All of the entries need to be copied character for character.

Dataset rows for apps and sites
-- Opening Marker --
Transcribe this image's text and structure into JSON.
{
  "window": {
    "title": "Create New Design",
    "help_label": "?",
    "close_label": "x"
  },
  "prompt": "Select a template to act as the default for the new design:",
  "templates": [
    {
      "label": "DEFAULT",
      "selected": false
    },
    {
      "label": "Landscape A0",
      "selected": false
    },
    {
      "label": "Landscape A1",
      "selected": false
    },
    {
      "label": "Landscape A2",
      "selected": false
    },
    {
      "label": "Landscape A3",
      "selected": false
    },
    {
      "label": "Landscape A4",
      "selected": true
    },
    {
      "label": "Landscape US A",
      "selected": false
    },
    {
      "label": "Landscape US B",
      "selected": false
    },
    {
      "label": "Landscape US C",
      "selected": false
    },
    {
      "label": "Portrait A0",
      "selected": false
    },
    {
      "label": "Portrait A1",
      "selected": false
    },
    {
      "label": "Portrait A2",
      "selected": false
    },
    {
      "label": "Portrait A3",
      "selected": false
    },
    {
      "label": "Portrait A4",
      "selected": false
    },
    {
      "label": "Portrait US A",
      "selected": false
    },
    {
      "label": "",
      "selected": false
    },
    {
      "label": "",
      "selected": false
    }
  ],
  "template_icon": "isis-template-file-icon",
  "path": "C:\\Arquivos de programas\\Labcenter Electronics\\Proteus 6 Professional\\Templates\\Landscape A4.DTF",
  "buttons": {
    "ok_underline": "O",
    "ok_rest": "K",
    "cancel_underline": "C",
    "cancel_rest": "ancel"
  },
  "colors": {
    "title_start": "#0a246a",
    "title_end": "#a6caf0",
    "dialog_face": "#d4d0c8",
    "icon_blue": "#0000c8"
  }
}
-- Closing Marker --
Reply —
Transcribe this image's text and structure into JSON.
{
  "window": {
    "title": "Create New Design",
    "help_label": "?",
    "close_label": "x"
  },
  "prompt": "Select a template to act as the default for the new design:",
  "templates": [
    {
      "label": "DEFAULT",
      "selected": false
    },
    {
      "label": "Landscape A0",
      "selected": false
    },
    {
      "label": "Landscape A1",
      "selected": false
    },
    {
      "label": "Landscape A2",
      "selected": false
    },
    {
      "label": "Landscape A3",
      "selected": false
    },
    {
      "label": "Landscape A4",
      "selected": true
    },
    {
      "label": "Landscape US A",
      "selected": false
    },
    {
      "label": "Landscape US B",
      "selected": false
    },
    {
      "label": "Landscape US C",
      "selected": false
    },
    {
      "label": "Portrait A0",
      "selected": false
    },
    {
      "label": "Portrait A1",
      "selected": false
    },
    {
      "label": "Portrait A2",
      "selected": false
    },
    {
      "label": "Portrait A3",
      "selected": false
    },
    {
      "label": "Portrait A4",
      "selected": false
    },
    {
      "label": "Portrait US A",
      "selected": false
    },
    {
      "label": "",
      "selected": false
    },
    {
      "label": "",
      "selected": false
    }
  ],
  "template_icon": "isis-template-file-icon",
  "path": "C:\\Arquivos de programas\\Labcenter Electronics\\Proteus 6 Professional\\Templates\\Landscape A4.DTF",
  "buttons": {
    "ok_underline": "O",
    "ok_rest": "K",
    "cancel_underline": "C",
    "cancel_rest": "ancel"
  },
  "colors": {
    "title_start": "#0a246a",
    "title_end": "#a6caf0",
    "dialog_face": "#d4d0c8",
    "icon_blue": "#0000c8"
  }
}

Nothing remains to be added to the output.